Inflexible workforce hurts bottom line
MANY employees here are so set in their ways that they cannot, or are not willing, to move to wherever their skills are best suited.
And this is costing the Singapore economy $280 million in lost productivity, according to a recent study.
The study, conducted by professional services network PwC and commissioned by online professional network LinkedIn, looks at the economic impact of not having the right people in the right jobs.
It also found that with a more adaptable labour force, Singapore could potentially avoid incurring $80 million in recruitment costs.
But adaptability is a two-sided equation, noted Ms Feon Ang, regional director for LinkedIn Talent Solutions in Asia-Pacific.
While employees are not prepared to embrace change and apply their skills somewhere new, employers, too, are not doing enough to "look differently at sources of talent", she said.
"This means investigating new geographies and sectors as sources of new talent, as well as investing in existing employees, equipping them with the necessary skills and motivating them to adapt to meet new challenges."
Still, the study showed that Singapore is not faring too badly on the talent adaptability ladder across the 11 Asia-Pacific labour markets surveyed.
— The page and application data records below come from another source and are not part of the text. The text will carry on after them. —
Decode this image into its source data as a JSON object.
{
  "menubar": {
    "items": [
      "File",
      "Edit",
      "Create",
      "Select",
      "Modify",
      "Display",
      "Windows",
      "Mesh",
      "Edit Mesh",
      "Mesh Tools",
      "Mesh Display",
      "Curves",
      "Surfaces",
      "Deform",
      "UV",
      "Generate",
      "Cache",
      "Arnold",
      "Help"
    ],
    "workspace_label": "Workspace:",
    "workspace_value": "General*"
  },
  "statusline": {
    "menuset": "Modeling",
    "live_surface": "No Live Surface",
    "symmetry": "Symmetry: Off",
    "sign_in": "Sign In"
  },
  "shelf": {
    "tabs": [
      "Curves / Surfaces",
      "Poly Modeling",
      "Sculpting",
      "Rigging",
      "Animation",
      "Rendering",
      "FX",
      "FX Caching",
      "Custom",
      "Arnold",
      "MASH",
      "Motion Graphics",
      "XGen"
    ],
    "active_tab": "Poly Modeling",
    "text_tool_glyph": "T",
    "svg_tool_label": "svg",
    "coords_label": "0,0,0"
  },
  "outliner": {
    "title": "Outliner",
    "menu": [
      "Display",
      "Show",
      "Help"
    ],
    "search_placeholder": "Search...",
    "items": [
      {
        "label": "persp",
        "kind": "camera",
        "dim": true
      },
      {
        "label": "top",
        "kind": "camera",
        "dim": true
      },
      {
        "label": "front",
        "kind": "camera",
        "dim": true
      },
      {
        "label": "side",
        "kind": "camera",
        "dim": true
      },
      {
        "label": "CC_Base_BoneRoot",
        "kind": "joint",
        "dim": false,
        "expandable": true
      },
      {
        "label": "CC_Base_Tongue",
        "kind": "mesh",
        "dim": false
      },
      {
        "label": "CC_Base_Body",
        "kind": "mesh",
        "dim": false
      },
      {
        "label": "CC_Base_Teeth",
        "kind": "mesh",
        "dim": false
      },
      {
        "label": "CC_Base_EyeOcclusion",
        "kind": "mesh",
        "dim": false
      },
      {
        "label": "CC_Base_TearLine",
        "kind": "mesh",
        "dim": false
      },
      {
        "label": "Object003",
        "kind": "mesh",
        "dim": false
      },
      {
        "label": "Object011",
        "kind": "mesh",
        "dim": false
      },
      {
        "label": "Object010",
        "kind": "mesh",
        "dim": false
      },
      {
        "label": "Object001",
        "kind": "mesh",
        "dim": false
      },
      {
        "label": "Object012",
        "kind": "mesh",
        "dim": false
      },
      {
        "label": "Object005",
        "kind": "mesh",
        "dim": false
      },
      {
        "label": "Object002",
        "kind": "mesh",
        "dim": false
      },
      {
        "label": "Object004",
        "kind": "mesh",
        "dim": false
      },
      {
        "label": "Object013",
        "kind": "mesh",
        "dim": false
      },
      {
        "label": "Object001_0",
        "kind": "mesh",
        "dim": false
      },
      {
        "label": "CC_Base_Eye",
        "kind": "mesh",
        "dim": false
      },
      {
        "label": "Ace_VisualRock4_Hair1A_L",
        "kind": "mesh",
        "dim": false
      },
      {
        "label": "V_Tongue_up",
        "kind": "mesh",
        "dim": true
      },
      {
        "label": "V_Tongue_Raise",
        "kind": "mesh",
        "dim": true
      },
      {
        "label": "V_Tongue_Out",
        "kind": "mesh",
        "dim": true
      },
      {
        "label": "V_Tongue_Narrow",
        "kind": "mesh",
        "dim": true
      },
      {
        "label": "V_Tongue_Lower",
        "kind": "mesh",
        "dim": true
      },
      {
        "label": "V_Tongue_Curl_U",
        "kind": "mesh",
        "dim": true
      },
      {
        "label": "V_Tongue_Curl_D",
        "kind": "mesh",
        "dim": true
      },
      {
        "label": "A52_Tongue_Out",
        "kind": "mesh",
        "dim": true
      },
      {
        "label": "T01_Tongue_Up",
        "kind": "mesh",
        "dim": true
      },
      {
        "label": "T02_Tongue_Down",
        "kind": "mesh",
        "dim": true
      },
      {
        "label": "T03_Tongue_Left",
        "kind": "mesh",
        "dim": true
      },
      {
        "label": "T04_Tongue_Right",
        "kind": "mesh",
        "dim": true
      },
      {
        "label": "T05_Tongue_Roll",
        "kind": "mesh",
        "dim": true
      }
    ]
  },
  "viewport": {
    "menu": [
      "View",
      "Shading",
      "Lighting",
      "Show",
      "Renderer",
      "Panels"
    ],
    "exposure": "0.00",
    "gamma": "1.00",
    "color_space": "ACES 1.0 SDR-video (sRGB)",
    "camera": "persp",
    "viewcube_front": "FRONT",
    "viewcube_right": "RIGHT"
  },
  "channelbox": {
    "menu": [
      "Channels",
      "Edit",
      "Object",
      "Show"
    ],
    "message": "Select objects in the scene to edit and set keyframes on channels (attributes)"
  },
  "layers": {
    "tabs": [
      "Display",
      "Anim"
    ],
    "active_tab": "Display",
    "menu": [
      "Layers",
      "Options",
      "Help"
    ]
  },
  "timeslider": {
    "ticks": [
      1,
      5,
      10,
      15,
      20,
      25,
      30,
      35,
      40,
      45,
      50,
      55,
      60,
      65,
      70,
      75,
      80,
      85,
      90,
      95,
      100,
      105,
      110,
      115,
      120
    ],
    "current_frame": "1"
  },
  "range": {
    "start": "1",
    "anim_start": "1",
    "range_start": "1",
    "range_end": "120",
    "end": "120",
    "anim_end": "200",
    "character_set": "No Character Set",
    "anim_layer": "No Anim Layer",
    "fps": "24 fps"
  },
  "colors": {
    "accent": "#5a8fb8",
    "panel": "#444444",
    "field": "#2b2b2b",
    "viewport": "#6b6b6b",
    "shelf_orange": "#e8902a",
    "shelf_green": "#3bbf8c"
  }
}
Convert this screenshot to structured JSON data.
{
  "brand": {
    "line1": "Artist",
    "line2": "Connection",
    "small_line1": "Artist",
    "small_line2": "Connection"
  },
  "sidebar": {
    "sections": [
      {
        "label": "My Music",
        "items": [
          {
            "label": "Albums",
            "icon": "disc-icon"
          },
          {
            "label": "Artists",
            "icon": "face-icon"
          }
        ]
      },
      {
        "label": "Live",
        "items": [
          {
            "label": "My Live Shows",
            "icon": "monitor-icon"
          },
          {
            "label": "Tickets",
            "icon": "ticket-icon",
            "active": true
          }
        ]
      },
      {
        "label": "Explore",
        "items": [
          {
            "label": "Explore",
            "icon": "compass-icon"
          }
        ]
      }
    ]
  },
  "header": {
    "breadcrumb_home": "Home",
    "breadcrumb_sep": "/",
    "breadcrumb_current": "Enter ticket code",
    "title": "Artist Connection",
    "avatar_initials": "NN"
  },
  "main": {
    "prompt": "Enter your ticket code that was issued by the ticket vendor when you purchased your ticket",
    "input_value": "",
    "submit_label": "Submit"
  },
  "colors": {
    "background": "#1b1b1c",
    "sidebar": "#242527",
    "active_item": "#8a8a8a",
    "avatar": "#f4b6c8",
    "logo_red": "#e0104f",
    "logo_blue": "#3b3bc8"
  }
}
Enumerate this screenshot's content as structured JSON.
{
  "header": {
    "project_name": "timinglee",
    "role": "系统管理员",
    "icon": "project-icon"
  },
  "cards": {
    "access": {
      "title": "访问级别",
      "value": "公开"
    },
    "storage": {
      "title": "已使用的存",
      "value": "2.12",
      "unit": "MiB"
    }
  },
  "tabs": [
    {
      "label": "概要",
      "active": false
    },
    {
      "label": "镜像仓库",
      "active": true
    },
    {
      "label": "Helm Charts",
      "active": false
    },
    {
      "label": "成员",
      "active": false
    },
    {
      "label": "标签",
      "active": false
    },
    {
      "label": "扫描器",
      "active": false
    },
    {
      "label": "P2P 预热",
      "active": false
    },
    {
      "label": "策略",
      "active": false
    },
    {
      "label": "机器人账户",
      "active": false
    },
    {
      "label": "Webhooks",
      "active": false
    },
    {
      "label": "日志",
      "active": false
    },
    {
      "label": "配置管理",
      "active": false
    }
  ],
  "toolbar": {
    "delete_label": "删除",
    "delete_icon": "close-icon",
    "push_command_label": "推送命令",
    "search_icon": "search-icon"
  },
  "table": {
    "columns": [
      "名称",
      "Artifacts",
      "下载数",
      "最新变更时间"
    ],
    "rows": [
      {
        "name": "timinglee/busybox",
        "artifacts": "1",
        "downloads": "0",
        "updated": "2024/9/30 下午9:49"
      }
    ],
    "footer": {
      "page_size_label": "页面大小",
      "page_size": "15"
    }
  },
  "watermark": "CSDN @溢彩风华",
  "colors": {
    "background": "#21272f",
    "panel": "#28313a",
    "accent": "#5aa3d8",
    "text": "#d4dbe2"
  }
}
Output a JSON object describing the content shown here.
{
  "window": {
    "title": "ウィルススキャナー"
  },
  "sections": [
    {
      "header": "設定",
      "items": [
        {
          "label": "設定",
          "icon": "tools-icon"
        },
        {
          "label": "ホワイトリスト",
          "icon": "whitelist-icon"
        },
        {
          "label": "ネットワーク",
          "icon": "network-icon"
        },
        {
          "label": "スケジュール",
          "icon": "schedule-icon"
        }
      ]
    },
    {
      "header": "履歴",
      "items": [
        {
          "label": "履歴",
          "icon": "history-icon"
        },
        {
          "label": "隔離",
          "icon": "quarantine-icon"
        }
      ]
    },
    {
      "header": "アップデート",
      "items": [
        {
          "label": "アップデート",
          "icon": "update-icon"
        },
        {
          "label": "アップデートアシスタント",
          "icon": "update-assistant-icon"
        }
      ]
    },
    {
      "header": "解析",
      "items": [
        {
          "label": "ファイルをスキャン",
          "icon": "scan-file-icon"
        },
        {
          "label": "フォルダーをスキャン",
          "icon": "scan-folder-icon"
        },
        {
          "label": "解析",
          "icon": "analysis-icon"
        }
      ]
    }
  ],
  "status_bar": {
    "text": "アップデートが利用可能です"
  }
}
It was ranked fourth alongside the United States, though coming behind the Netherlands, which topped the list.
This is due in part to Singapore's position as "a regional hub for many international companies, with strong growth aspirations in various industries", explained Mr Alywin Teh, partner and consulting leader at PwC Singapore.
China, assessed to be the least adaptable, was found to be bleeding as much as US$65.6 billion (S$82 billion) in lost productivity.
But there is "always room for improvement", stressed Mr Teh, when it comes to boosting talent adaptability and, in turn, improving productivity and competitive success.
He told My Paper that companies in Singapore could do more to "identify the hard and soft skills that are central to the business strategy" in meeting future demands.
"This means stepping away from solely focusing on skills that are required to progress in one's functional area of expertise, and looking at softer skills from a more holistic expertise," he said.
Recruitment expert Michael Smith, country director of Randstad Singapore, pointed out that "finding the right talent to fill key skill gaps remains a challenge" for many companies here, given the country's ongoing low unemployment rate and tight labour market.
"Therefore, some employers may need to hire job seekers that do not tick all of the boxes," he explained.
"Under these circumstances, it is important for companies to offer robust training programmes and up-skilling opportunities to existing staff to ensure they have the right skills for the roles they fill, and also for new staff who come on board."
For employees, the lack of adaptability in skills may cost them better prospects and their "competitive edge", noted Ms Ang.
"With the knowledge-based economies of today becoming more dependent on talent than ever, employees should all the more be prepared to respond to shifts in market demand," she said.
"Professionals can leverage on online professional networks..., which has been cited by recruiters as a top source for key quality hires."